John King and Erin Burnett were chatting as Erin promoted what was coming up on her show. A pastor was losing his church because he supported gay marriage. His congregation had left and there was too little money coming in. “It’s a pretty powerful story of conviction and also the bias that is still very prevalent in certain places in this country,” Burnett gravely stated. “Bias … in certain places.”
At the top of the seven o’clock hour, Burnett ran a David Mattingly story about Grace Community United Church of Christ in St. Paul, Minnesota. The real story happened seven years earlier. The pastor of the African-American church, way back then, supported gay marriage at the 2005 national meeting of the United Church of Christ over the desires of his congregation. Most of the congregation left his church. The week of June 5, 2012, would be perhaps, in David Mattingly’s words, “the last service before the church closes its doors for good. What I saw was a far cry from the days when the seats were full.”
It is not that Erin Burnett and David Mattingly’s report clearly made the pastor who defied his congregation the hero and his congregants who demanded faithful adherence to their scripture the bigots. The media does this all the time. In a nation whose voters routinely tells pollsters they support gay marriage while routinely voting against gay marriage, most of the media is very much in favor of gay marriage. Stories about Christian pastors seem to focus on the bigoted and hateful few contrasted with a few open minded, tolerant Christians whose churches are dwindling as they embrace alternative lifestyles.

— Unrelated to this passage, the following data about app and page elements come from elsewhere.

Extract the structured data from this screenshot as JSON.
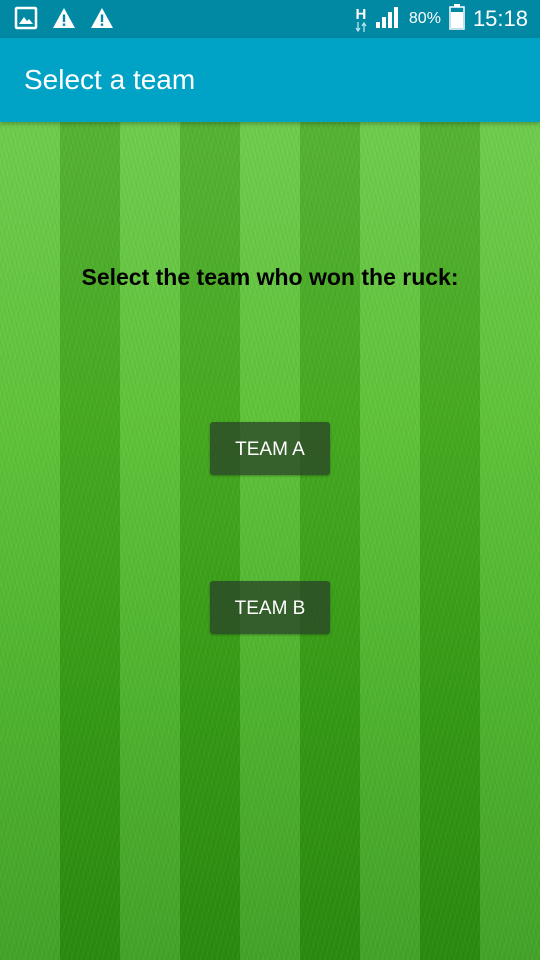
{
  "status_bar": {
    "icons_left": [
      "image-icon",
      "warning-icon",
      "warning-icon"
    ],
    "network_type": "H",
    "battery_percent": "80%",
    "time": "15:18"
  },
  "app_bar": {
    "title": "Select a team"
  },
  "main": {
    "prompt": "Select the team who won the ruck:",
    "buttons": [
      {
        "label": "TEAM A"
      },
      {
        "label": "TEAM B"
      }
    ]
  },
  "colors": {
    "status_bar": "#0189a3",
    "app_bar": "#00a2c5",
    "background": "grass-green"
  }
}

But we are a nation where a majority of states, through democratic processes, prohibit gay marriage. And the story was cast not as a preacher disobeying his congregation and dealing with the consequences, but as “bias … in certain places” causing a church to close down. The presupposition of the story was against the congregation, not against the pastor who directly disobeyed the wishes of his congregation.
From the Gabrielle Giffords shooting as a way to lament the crazy tea party and Sarah Palin’s target list to not devoting nearly as much attention to the shooter at the FRC who used the Southern Poverty Law Center to draw up a target list, the media does have serious bias against conservatives. The Democrat-Left-Media establishment trade stories with each other, help build media narratives, and coordinate their messaging because of their natural biases and affinities for each other.
As soon as reporters, producers, and networks are willing to admit that bias — a bias that goes to the very presuppositions of what stories to cover and how to cover them — they might be able to turn the corner and regain trust. But I am quite confident the press corps is quite happy just as they are.
Conservatives must work much harder than liberals to cut through the media bias. It is possible. But it is also hard work.
Again, there are Republicans who have gone into the media as objective reporters and there are objective reporters who have gone into Republican politics. But it is several orders of magnitude more on the liberal side and even rarer to see a conservative activist/partisan journalist transition from a rightwing blog or publication to objective reporter or bureau chief for a major media outlet. ↩